Customer relations are so important, especially in a small business where each customer is valued; word of mouth advertising and a good reputation are vital. This is where product liability insurance comes to your aid. It can not only give you confidence that if anything were to go wrong you could sort it out without paying a huge lump sum, but can allow you to keep customers happy by enabling you to deal with a difficult situation once it has arisen. So, what is product liability insurance? Product liability insurance offers protection if a customer makes a claim for injury or damage caused by a defective product, or what they claim is a defective product. Your business could face a claim whatever part of the product’s life cycle the issues lies within.  For example, if you sell online and a product is damaged or lost in the post, the complaint and compensation might rest on your shoulders even though you are not responsible for this. While we hope this would never happen, having product liability insurance in place would take the immediate financial stress out of the situation for yourself and ensure the client can be appropriately compensated, thus keeping your customer satisfaction and good reputation intact.

Another way to prevent complaints in the first place is to build general good relations with your customers. Make them feel valued. Maybe you could send out a survey and ask for what they might like to see you produce as you expand your range. Maybe you could set up a loyalty system. Maybe you could send out “thank you for your custom” cards with each order. Complaints are more likely to come where there is less of a relationship between the parties.

So are there any strategies you can put in place to prevent conflict escalation? The wisdom and experience of many business owners show that there are. It is useful to have a well defined process in place so that you or your staff members are not caught off guard when a difficult customer appears. The exact nature of this strategy will be defined by your unique business, but here are some general principles which can be applied.

Tip 1

Listen to the customer. Whether their complaint is justifiable or not, whether it’s cause is anything to do with your business or not, the best place to start is to listen. If this is a face to face incident, be aware of your body language; try to relax your muscles and have an understanding expression, even if what the customer says initially is completely unreasonable.

Tip 2

Reflect back. Once your indignant customer has paused for breath, it can be very helpful to reflect back on what they have said. This shows you have been listening and they have been heard. You can then clarify any points on which you may be uncertain. Anger and frustration may well muddy their thinking and you may need to apply some logic to pull out the salient points.

Tip 3
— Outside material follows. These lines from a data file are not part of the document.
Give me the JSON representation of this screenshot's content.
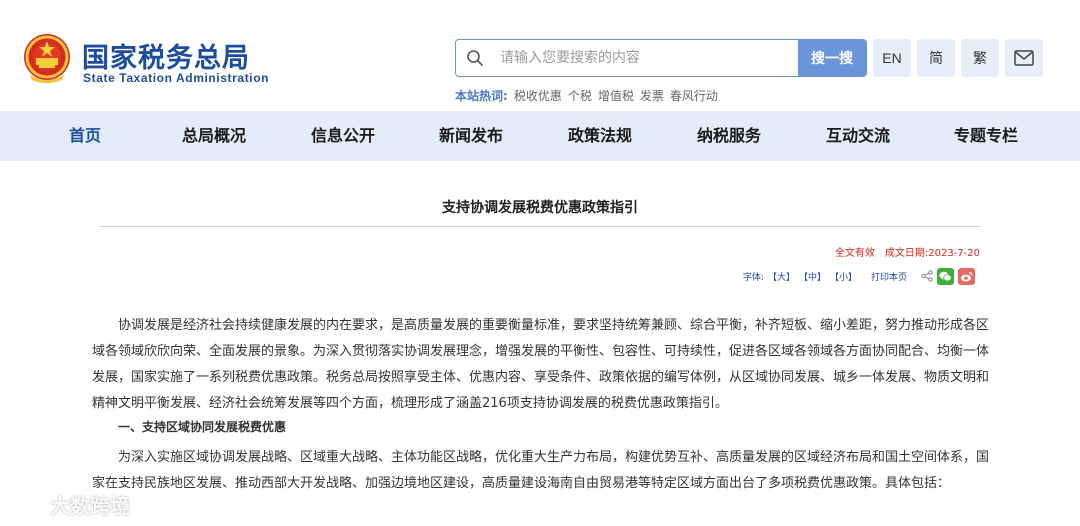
{
  "header": {
    "logo_cn": "国家税务总局",
    "logo_en": "State Taxation Administration",
    "search_placeholder": "请输入您要搜索的内容",
    "search_button": "搜一搜",
    "lang_en": "EN",
    "lang_simplified": "简",
    "lang_traditional": "繁",
    "mail_icon": "mail-icon"
  },
  "hotwords": {
    "title": "本站热词:",
    "items": [
      "税收优惠",
      "个税",
      "增值税",
      "发票",
      "春风行动"
    ]
  },
  "nav": {
    "items": [
      "首页",
      "总局概况",
      "信息公开",
      "新闻发布",
      "政策法规",
      "纳税服务",
      "互动交流",
      "专题专栏"
    ]
  },
  "article": {
    "title": "支持协调发展税费优惠政策指引",
    "validity": "全文有效",
    "date": "成文日期:2023-7-20",
    "font_label": "字体:",
    "font_large": "【大】",
    "font_medium": "【中】",
    "font_small": "【小】",
    "print_label": "打印本页",
    "para1": "协调发展是经济社会持续健康发展的内在要求，是高质量发展的重要衡量标准，要求坚持统筹兼顾、综合平衡，补齐短板、缩小差距，努力推动形成各区域各领域欣欣向荣、全面发展的景象。为深入贯彻落实协调发展理念，增强发展的平衡性、包容性、可持续性，促进各区域各领域各方面协同配合、均衡一体发展，国家实施了一系列税费优惠政策。税务总局按照享受主体、优惠内容、享受条件、政策依据的编写体例，从区域协同发展、城乡一体发展、物质文明和精神文明平衡发展、经济社会统筹发展等四个方面，梳理形成了涵盖216项支持协调发展的税费优惠政策指引。",
    "section1": "一、支持区域协同发展税费优惠",
    "para2": "为深入实施区域协调发展战略、区域重大战略、主体功能区战略，优化重大生产力布局，构建优势互补、高质量发展的区域经济布局和国土空间体系，国家在支持民族地区发展、推动西部大开发战略、加强边境地区建设，高质量建设海南自由贸易港等特定区域方面出台了多项税费优惠政策。具体包括："
  },
  "watermark": "大数跨境",
  "colors": {
    "brand_blue": "#1c4c9c",
    "nav_bg": "#e3edf9",
    "search_blue": "#6a95d8",
    "alert_red": "#d9261c"
  }
}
Apologise. It is amazing how an apology can defuse a situation. However, take care not to apologise for something which isn’t your fault. Once you have listened and clarified the issue, you could reflect back at the customer with a sentence such as “so you are disappointed/upset/angry because…..”. This may well get to the nub of the problem. If it is something for which you are directly or indirectly responsible eg damaged products, you can apologise for this, for the disappointment and the inconvenience. If it is something which you really cannot be expected to bear responsibility, eg the customer misreading the product description, you can apologise for how they feel, but not take direct responsibility for it. eg “I’m sorry you are disappointed…”. Their disappointment is not down to anything you’ve done, but an apology and acknowledgment will never go amiss and will help help them feel valued and cared for.

Tip 4
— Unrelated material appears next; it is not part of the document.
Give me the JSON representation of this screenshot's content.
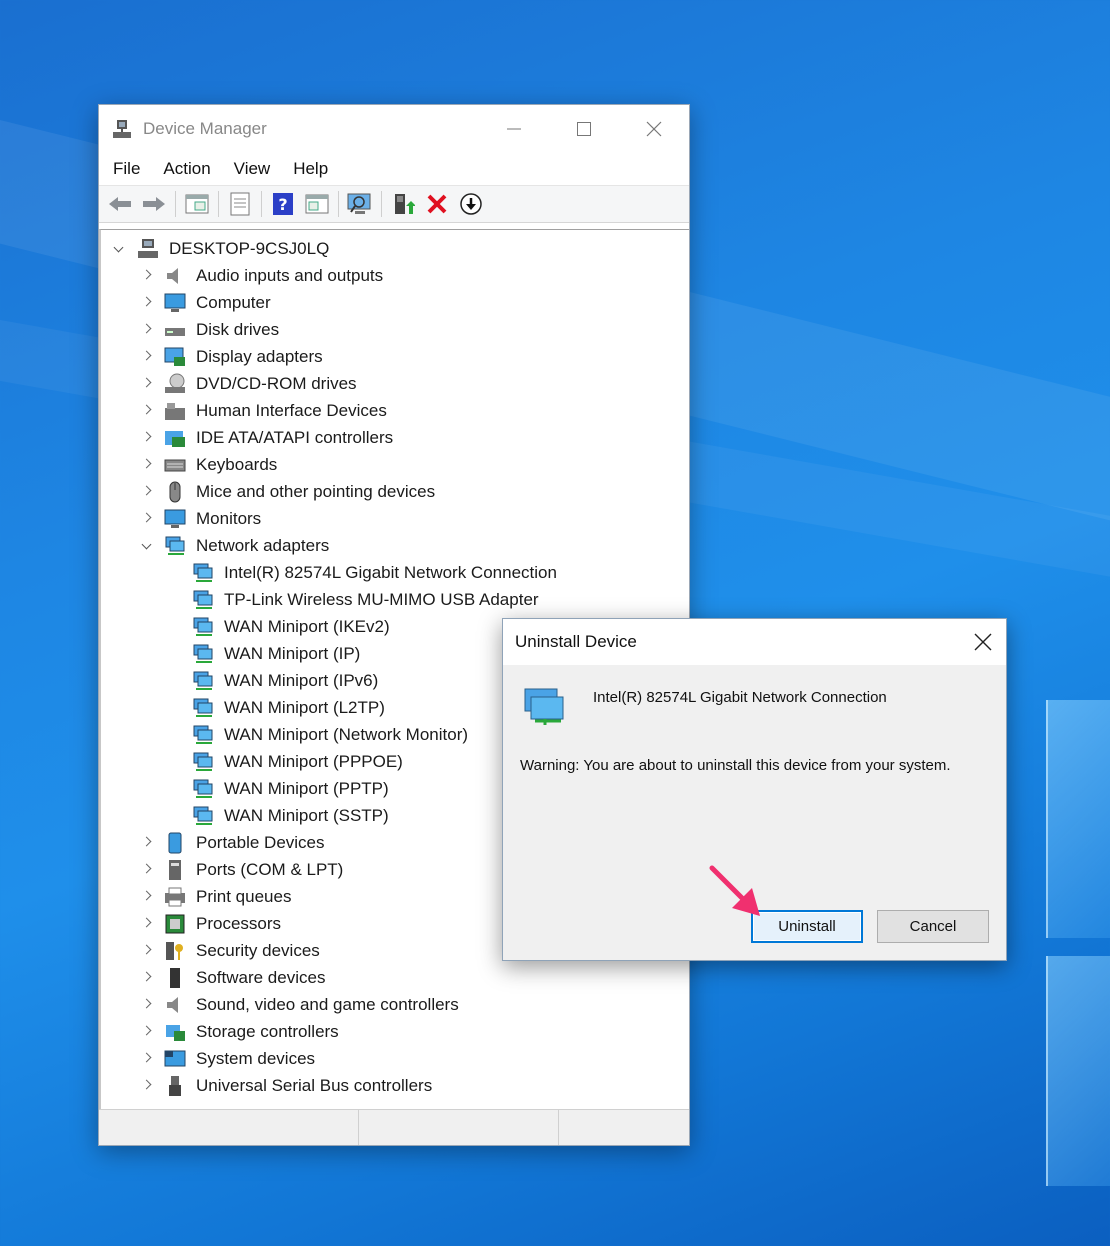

Give yourself time. If the situation can be dealt with easily, then you can move straight onto a resolution. However, if it is something more complex, buy yourself some time to think it through. Be careful not to make any hasty promises in the heat of the moment which would put you at a disadvantage. Once the customer has been heard and received an apology, you can reassure them that you will now consider the best way forward and will get back to them within a certain timeframe. Thank them for bringing the issue to light and end the conversation.

Tip 5

Resolution. If the complaint has an easy resolution, implement it and thank the customer for bringing the complaint to light.

With the right strategy, difficult customers can be seen as opportunities rather than threats. Product liability insurance will take away the worry of the financial impact of a complaint and leave you free to deal with the customer in the best way for both them and you. A relationship which has been restored is often stronger than one which has had no pressure put on it, and these may become your most loyal customers.